The economic growth of Saudi Arabia is hanging on a balance, concludes a new report in the Financial Times. The Kingdom is offering investors' untapped growth as it embarks on a period of immense change. However, economic realities threaten to derail Crown Prince Mohamed Bin Salman's grand vision to move away from oil.
The de facto Saudi ruler needs capital inflows to assist his reform programme, investing in sectors such as mining, retail and manufacturing. He seeks to tackle rampant youth unemployment while ushering more women into the workforce. The change, according to experts cited in the report, is "breath-taking" in scope.
Equally daunting are the challenges facing the Saudi regime. "Lost in the optimistic noise are the considerable fiscal difficulties that remain across the Gulf, along with bureaucratic challenges, deteriorating credit standings and rising interest rates," Tarek Fadlallah, chief executive of Nomura Asset Management Middle East, told the FT.
The Saudi economy felt the full force of the global financial crises. According to the report, since the oil price crash of 2014, the Kingdom slipped into a recession last year. Most concerning for Bin Salman, who recently returned from a month-long charm offensive in the US, foreign direct investment in the Kingdom fell to $7.5 billion in 2016 from $8.1 billion in 2015, well below the $18.2 billion average before the global financial crisis.
Deep austerity measures were introduced by the Saudi royals in an effort to improve fiscal stability, "however private sector confidence has taken a further knock with the incarceration of dozens of prominent businessmen in the crown prince's anti-corruption drive", the report says.
Read: The Saudi purge looks like an own goal by Mohammad Bin Salman
One of the major problems cited in the report is the "Saudisation" of the economy. The policy seeks to increase quota requirements for the employment of nationals. The demand, according to the report, is a major concern for foreign investors. Equally, the perception amongst Saudis, who regard hospitality as an unbecoming career, preferring to work for the state or the energy industry, threatens to undermine the private sector-led recovery.
"If the government is hoping to achieve a vision of travel and tourism to create a chunk of growth, then it has to change this perception among the youth," says Alex Kyriakidis, Marriott International's managing director for the Middle East and Africa, who oversees hotel brands including the Ritz-Carlton.
Despite these concerns, global hotel brands like Marriott are taking steps to grow their business in the Kingdom. Further growth is predicted with the opening of the Tadawul stock exchange in Riyadh to foreign investors.
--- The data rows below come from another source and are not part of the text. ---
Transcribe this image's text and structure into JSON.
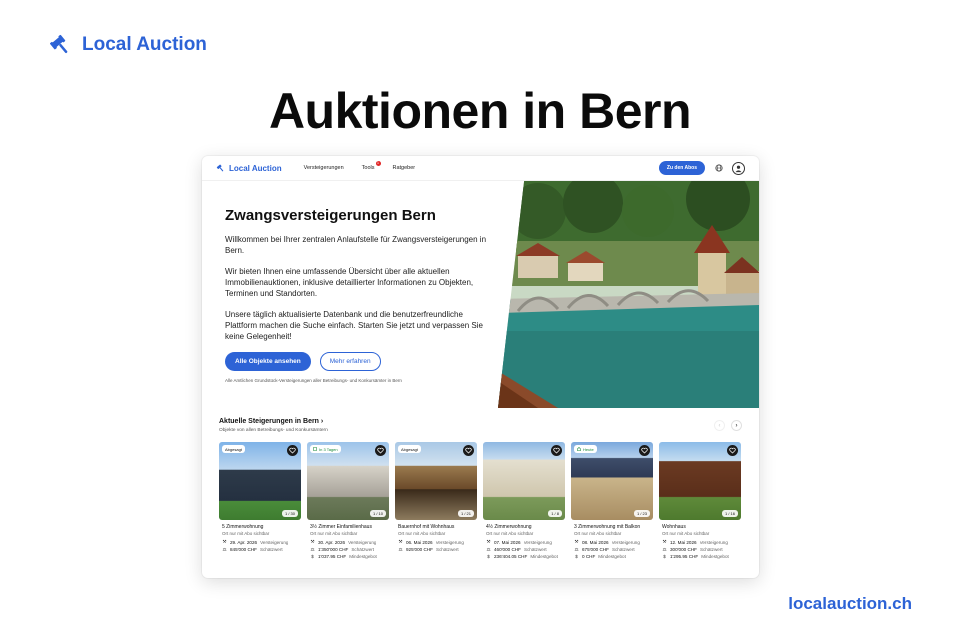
{
  "brand": {
    "name": "Local Auction"
  },
  "hero_title": "Auktionen in Bern",
  "footer_url": "localauction.ch",
  "colors": {
    "brand_blue": "#2d63d6",
    "badge_red": "#e02424",
    "badge_green": "#1b8a3a"
  },
  "site": {
    "nav": {
      "logo": "Local Auction",
      "links": [
        "Versteigerungen",
        "Tools",
        "Ratgeber"
      ],
      "tools_badge": "1",
      "cta": "Zu den Abos",
      "icons": [
        "globe-icon",
        "user-icon"
      ]
    },
    "hero": {
      "title": "Zwangsversteigerungen Bern",
      "p1": "Willkommen bei Ihrer zentralen Anlaufstelle für Zwangsversteigerungen in Bern.",
      "p2": "Wir bieten Ihnen eine umfassende Übersicht über alle aktuellen Immobilienauktionen, inklusive detaillierter Informationen zu Objekten, Terminen und Standorten.",
      "p3": "Unsere täglich aktualisierte Datenbank und die benutzerfreundliche Plattform machen die Suche einfach. Starten Sie jetzt und verpassen Sie keine Gelegenheit!",
      "btn_primary": "Alle Objekte ansehen",
      "btn_secondary": "Mehr erfahren",
      "note": "Alle Amtlichen Grundstück-Versteigerungen aller Betreibungs- und Konkursämter in Bern"
    },
    "section": {
      "title": "Aktuelle Steigerungen in Bern ›",
      "subtitle": "Objekte von allen Betreibungs- und Konkursämtern",
      "prev": "‹",
      "next": "›"
    },
    "cards": [
      {
        "badge": "Abgesagt",
        "count": "1 / 30",
        "title": "5 Zimmerwohnung",
        "sub": "Ort nur mit Abo sichtbar",
        "date": "29. Apr. 2026",
        "date_label": "Versteigerung",
        "price": "845'000 CHF",
        "price_label": "Schätzwert",
        "extra": "",
        "extra_label": ""
      },
      {
        "badge": "In 3 Tagen",
        "count": "1 / 10",
        "title": "3½ Zimmer Einfamilienhaus",
        "sub": "Ort nur mit Abo sichtbar",
        "date": "30. Apr. 2026",
        "date_label": "Versteigerung",
        "price": "1'350'000 CHF",
        "price_label": "Schätzwert",
        "extra": "1'037.95 CHF",
        "extra_label": "Mindestgebot"
      },
      {
        "badge": "Abgesagt",
        "count": "1 / 21",
        "title": "Bauernhof mit Wohnhaus",
        "sub": "Ort nur mit Abo sichtbar",
        "date": "06. Mai 2026",
        "date_label": "Versteigerung",
        "price": "925'000 CHF",
        "price_label": "Schätzwert",
        "extra": "",
        "extra_label": ""
      },
      {
        "badge": "",
        "count": "1 / 8",
        "title": "4½ Zimmerwohnung",
        "sub": "Ort nur mit Abo sichtbar",
        "date": "07. Mai 2026",
        "date_label": "Versteigerung",
        "price": "460'000 CHF",
        "price_label": "Schätzwert",
        "extra": "236'404.05 CHF",
        "extra_label": "Mindestgebot"
      },
      {
        "badge": "Heute",
        "count": "1 / 23",
        "title": "3 Zimmerwohnung mit Balkon",
        "sub": "Ort nur mit Abo sichtbar",
        "date": "08. Mai 2026",
        "date_label": "Versteigerung",
        "price": "675'000 CHF",
        "price_label": "Schätzwert",
        "extra": "0 CHF",
        "extra_label": "Mindestgebot"
      },
      {
        "badge": "",
        "count": "1 / 16",
        "title": "Wohnhaus",
        "sub": "Ort nur mit Abo sichtbar",
        "date": "12. Mai 2026",
        "date_label": "Versteigerung",
        "price": "300'000 CHF",
        "price_label": "Schätzwert",
        "extra": "1'295.95 CHF",
        "extra_label": "Mindestgebot"
      }
    ]
  }
}
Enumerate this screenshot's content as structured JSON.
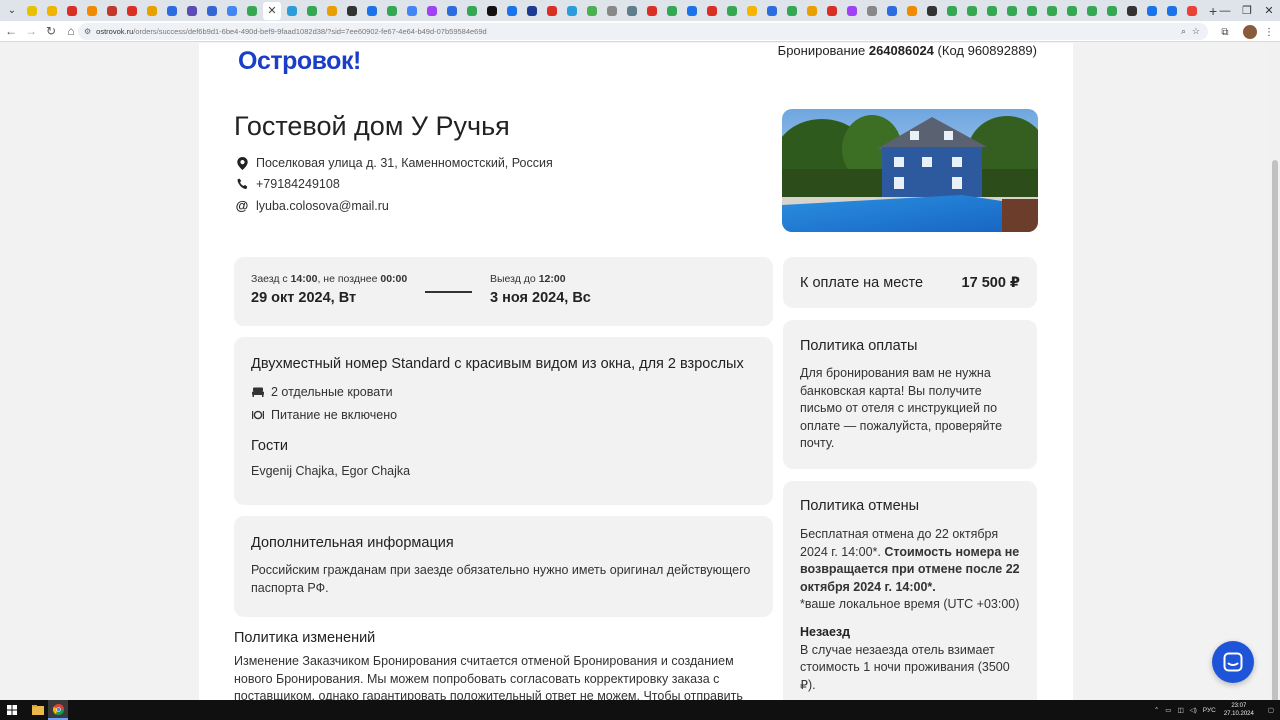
{
  "browser": {
    "url_host": "ostrovok.ru",
    "url_path": "/orders/success/def6b9d1-6be4-490d-bef9-9faad1082d38/?sid=7ee60902-fe67-4e64-b49d-07b59584e69d",
    "tab_colors": [
      "#e8c200",
      "#f0b400",
      "#d93025",
      "#f08a00",
      "#c0392b",
      "#d93025",
      "#e8a000",
      "#2d6cdf",
      "#5b4bb5",
      "#3367d6",
      "#4285f4",
      "#34a853",
      "#ffffff",
      "#2d9cdb",
      "#34a853",
      "#e8a000",
      "#333333",
      "#1a73e8",
      "#34a853",
      "#4285f4",
      "#a142f4",
      "#2d6cdf",
      "#34a853",
      "#111111",
      "#1a73e8",
      "#1f3a93",
      "#d93025",
      "#2d9cdb",
      "#4caf50",
      "#888888",
      "#607d8b",
      "#d93025",
      "#34a853",
      "#1a73e8",
      "#d93025",
      "#34a853",
      "#f4b400",
      "#2d6cdf",
      "#34a853",
      "#e8a000",
      "#d93025",
      "#a142f4",
      "#888888",
      "#2d6cdf",
      "#f08a00",
      "#333333",
      "#34a853",
      "#34a853",
      "#34a853",
      "#34a853",
      "#34a853",
      "#34a853",
      "#34a853",
      "#34a853",
      "#34a853",
      "#333333",
      "#1a73e8",
      "#1a73e8",
      "#ea4335"
    ]
  },
  "header": {
    "logo": "Островок!",
    "booking_label": "Бронирование",
    "booking_number": "264086024",
    "booking_code": "(Код 960892889)"
  },
  "hotel": {
    "name": "Гостевой дом У Ручья",
    "address": "Поселковая улица д. 31, Каменномостский, Россия",
    "phone": "+79184249108",
    "email": "lyuba.colosova@mail.ru"
  },
  "dates": {
    "checkin_label_prefix": "Заезд с",
    "checkin_from": "14:00",
    "checkin_mid": ", не позднее",
    "checkin_until": "00:00",
    "checkin_date": "29 окт 2024, Вт",
    "checkout_label_prefix": "Выезд до",
    "checkout_until": "12:00",
    "checkout_date": "3 ноя 2024, Вс"
  },
  "payment": {
    "label": "К оплате на месте",
    "amount": "17 500 ₽"
  },
  "room": {
    "title": "Двухместный номер Standard с красивым видом из окна, для 2 взрослых",
    "beds": "2 отдельные кровати",
    "meals": "Питание не включено",
    "guests_title": "Гости",
    "guests": "Evgenij Chajka, Egor Chajka"
  },
  "payment_policy": {
    "title": "Политика оплаты",
    "text": "Для бронирования вам не нужна банковская карта! Вы получите письмо от отеля с инструкцией по оплате — пожалуйста, проверяйте почту."
  },
  "extra": {
    "title": "Дополнительная информация",
    "text": "Российским гражданам при заезде обязательно нужно иметь оригинал действующего паспорта РФ."
  },
  "cancel_policy": {
    "title": "Политика отмены",
    "free_text": "Бесплатная отмена до 22 октября 2024 г. 14:00*.",
    "bold_text": "Стоимость номера не возвращается при отмене после 22 октября 2024 г. 14:00*.",
    "timezone": "*ваше локальное время (UTC +03:00)",
    "noshow_title": "Незаезд",
    "noshow_text": "В случае незаезда отель взимает стоимость 1 ночи проживания (3500 ₽)."
  },
  "changes_policy": {
    "title": "Политика изменений",
    "text": "Изменение Заказчиком Бронирования считается отменой Бронирования и созданием нового Бронирования. Мы можем попробовать согласовать корректировку заказа с поставщиком, однако гарантировать положительный ответ не можем. Чтобы отправить запрос на изменение"
  },
  "taskbar": {
    "lang": "РУС",
    "time": "23:07",
    "date": "27.10.2024"
  }
}
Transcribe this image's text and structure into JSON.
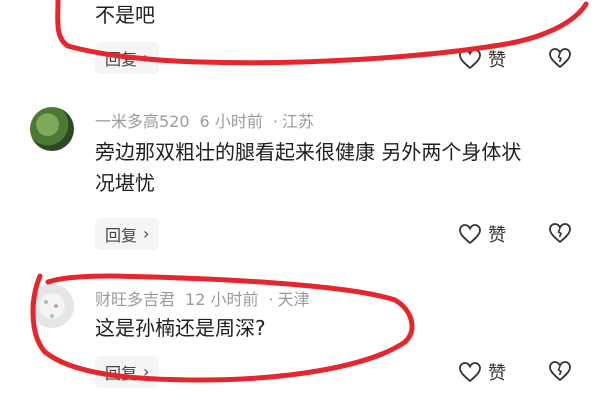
{
  "comments": [
    {
      "author": "",
      "time": "",
      "location": "",
      "text": "不是吧",
      "reply_label": "回复",
      "like_label": "赞"
    },
    {
      "author": "一米多高520",
      "time": "6 小时前",
      "location": "江苏",
      "text": "旁边那双粗壮的腿看起来很健康 另外两个身体状况堪忧",
      "reply_label": "回复",
      "like_label": "赞"
    },
    {
      "author": "财旺多吉君",
      "time": "12 小时前",
      "location": "天津",
      "text": "这是孙楠还是周深?",
      "reply_label": "回复",
      "like_label": "赞"
    }
  ],
  "separator": "·",
  "colors": {
    "annotation_red": "#e5262d",
    "meta_gray": "#9b9b9b"
  },
  "icons": {
    "like": "heart-outline-icon",
    "dislike": "broken-heart-icon",
    "reply_arrow": "chevron-right-icon"
  }
}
New reforms have also been introduced to bring it in line with international norms. These reforms could potentially see $40 billion in emerging market funds flowing into Saudi in the coming years.